**PROBLEM**
Check the records below line by line. Give the count of lines with "promo", and nothing else.

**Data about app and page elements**
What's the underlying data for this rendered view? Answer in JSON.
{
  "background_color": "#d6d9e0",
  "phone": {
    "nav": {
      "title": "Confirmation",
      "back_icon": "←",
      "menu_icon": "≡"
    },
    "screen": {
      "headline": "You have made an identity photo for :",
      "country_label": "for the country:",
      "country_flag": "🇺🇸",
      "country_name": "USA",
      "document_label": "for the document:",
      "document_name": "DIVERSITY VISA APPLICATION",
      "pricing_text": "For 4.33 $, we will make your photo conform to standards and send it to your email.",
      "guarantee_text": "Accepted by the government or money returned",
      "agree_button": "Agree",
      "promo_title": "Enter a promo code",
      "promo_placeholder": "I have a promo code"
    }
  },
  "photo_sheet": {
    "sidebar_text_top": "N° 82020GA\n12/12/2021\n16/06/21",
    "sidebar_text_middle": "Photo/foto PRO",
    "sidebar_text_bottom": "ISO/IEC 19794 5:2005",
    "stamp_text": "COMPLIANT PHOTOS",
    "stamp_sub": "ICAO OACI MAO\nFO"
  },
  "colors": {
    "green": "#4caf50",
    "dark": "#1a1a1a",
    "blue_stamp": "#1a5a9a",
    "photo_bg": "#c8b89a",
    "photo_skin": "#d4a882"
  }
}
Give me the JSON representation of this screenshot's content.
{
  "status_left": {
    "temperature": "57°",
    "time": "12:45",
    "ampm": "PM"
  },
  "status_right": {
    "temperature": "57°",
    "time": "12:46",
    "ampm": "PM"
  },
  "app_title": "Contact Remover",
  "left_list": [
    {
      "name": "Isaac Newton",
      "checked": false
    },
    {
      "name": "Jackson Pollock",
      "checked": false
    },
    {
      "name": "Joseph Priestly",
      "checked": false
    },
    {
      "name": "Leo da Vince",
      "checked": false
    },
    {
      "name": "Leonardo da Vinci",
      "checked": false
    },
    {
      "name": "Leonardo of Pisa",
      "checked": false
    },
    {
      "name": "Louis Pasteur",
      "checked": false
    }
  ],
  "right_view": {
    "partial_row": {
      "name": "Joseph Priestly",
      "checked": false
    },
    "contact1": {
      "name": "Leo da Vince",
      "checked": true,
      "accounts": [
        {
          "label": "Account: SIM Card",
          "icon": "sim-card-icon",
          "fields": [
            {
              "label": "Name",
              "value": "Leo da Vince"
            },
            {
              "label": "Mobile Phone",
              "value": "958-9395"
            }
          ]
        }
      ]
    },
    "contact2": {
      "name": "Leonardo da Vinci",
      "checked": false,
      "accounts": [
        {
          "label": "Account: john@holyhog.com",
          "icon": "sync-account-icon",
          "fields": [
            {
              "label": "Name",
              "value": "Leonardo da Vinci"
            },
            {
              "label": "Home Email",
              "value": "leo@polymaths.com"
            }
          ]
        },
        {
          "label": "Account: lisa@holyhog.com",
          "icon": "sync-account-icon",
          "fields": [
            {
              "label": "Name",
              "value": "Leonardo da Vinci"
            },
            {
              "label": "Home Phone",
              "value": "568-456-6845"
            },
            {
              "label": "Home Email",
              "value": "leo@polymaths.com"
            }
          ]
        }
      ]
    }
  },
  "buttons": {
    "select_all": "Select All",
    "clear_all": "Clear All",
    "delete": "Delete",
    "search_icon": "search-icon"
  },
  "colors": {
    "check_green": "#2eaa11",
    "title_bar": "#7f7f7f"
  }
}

**EXERCISE OUTPUT**
2